■ Excerpted records

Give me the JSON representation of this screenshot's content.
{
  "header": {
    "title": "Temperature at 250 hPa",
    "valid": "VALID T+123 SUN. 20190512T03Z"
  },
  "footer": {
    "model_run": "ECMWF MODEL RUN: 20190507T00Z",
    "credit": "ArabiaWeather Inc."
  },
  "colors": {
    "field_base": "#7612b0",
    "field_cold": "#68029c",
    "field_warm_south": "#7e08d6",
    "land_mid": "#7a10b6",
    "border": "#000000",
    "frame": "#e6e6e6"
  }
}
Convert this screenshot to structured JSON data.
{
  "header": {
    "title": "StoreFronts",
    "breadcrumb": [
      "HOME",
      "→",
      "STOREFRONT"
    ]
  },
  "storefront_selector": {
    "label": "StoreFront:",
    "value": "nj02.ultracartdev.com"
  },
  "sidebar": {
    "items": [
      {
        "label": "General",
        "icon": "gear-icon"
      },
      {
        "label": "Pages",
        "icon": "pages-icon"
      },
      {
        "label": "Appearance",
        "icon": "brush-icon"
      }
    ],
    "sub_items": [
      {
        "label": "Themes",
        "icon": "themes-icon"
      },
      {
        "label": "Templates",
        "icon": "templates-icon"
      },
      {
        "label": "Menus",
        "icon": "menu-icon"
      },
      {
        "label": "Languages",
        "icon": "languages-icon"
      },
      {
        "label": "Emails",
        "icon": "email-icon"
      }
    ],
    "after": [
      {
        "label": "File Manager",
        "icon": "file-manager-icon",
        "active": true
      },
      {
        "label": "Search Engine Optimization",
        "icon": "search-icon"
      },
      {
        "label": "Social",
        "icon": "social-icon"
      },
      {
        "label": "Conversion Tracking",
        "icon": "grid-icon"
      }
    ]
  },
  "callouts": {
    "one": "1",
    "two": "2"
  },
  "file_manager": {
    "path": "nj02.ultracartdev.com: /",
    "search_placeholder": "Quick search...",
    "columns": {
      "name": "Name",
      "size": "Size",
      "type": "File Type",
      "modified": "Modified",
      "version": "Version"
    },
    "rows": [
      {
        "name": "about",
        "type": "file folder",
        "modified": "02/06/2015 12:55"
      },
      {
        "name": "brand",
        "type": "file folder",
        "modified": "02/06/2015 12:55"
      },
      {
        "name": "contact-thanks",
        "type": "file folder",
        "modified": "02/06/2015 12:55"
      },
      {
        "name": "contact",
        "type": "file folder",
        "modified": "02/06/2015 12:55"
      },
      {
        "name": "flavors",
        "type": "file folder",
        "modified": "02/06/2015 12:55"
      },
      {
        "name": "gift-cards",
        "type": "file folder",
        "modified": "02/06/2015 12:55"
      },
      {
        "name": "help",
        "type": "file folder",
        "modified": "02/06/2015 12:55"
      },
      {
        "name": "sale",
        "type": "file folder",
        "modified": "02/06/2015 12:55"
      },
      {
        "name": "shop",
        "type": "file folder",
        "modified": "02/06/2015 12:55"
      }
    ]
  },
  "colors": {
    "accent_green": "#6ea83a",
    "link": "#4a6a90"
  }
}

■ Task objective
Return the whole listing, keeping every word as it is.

■ Problem solution
Give me the JSON representation of this screenshot's content.
{
  "header": {
    "title": "Temperature at 250 hPa",
    "valid": "VALID T+123 SUN. 20190512T03Z"
  },
  "footer": {
    "model_run": "ECMWF MODEL RUN: 20190507T00Z",
    "credit": "ArabiaWeather Inc."
  },
  "colors": {
    "field_base": "#7612b0",
    "field_cold": "#68029c",
    "field_warm_south": "#7e08d6",
    "land_mid": "#7a10b6",
    "border": "#000000",
    "frame": "#e6e6e6"
  }
}
Convert this screenshot to structured JSON data.
{
  "header": {
    "title": "StoreFronts",
    "breadcrumb": [
      "HOME",
      "→",
      "STOREFRONT"
    ]
  },
  "storefront_selector": {
    "label": "StoreFront:",
    "value": "nj02.ultracartdev.com"
  },
  "sidebar": {
    "items": [
      {
        "label": "General",
        "icon": "gear-icon"
      },
      {
        "label": "Pages",
        "icon": "pages-icon"
      },
      {
        "label": "Appearance",
        "icon": "brush-icon"
      }
    ],
    "sub_items": [
      {
        "label": "Themes",
        "icon": "themes-icon"
      },
      {
        "label": "Templates",
        "icon": "templates-icon"
      },
      {
        "label": "Menus",
        "icon": "menu-icon"
      },
      {
        "label": "Languages",
        "icon": "languages-icon"
      },
      {
        "label": "Emails",
        "icon": "email-icon"
      }
    ],
    "after": [
      {
        "label": "File Manager",
        "icon": "file-manager-icon",
        "active": true
      },
      {
        "label": "Search Engine Optimization",
        "icon": "search-icon"
      },
      {
        "label": "Social",
        "icon": "social-icon"
      },
      {
        "label": "Conversion Tracking",
        "icon": "grid-icon"
      }
    ]
  },
  "callouts": {
    "one": "1",
    "two": "2"
  },
  "file_manager": {
    "path": "nj02.ultracartdev.com: /",
    "search_placeholder": "Quick search...",
    "columns": {
      "name": "Name",
      "size": "Size",
      "type": "File Type",
      "modified": "Modified",
      "version": "Version"
    },
    "rows": [
      {
        "name": "about",
        "type": "file folder",
        "modified": "02/06/2015 12:55"
      },
      {
        "name": "brand",
        "type": "file folder",
        "modified": "02/06/2015 12:55"
      },
      {
        "name": "contact-thanks",
        "type": "file folder",
        "modified": "02/06/2015 12:55"
      },
      {
        "name": "contact",
        "type": "file folder",
        "modified": "02/06/2015 12:55"
      },
      {
        "name": "flavors",
        "type": "file folder",
        "modified": "02/06/2015 12:55"
      },
      {
        "name": "gift-cards",
        "type": "file folder",
        "modified": "02/06/2015 12:55"
      },
      {
        "name": "help",
        "type": "file folder",
        "modified": "02/06/2015 12:55"
      },
      {
        "name": "sale",
        "type": "file folder",
        "modified": "02/06/2015 12:55"
      },
      {
        "name": "shop",
        "type": "file folder",
        "modified": "02/06/2015 12:55"
      }
    ]
  },
  "colors": {
    "accent_green": "#6ea83a",
    "link": "#4a6a90"
  }
}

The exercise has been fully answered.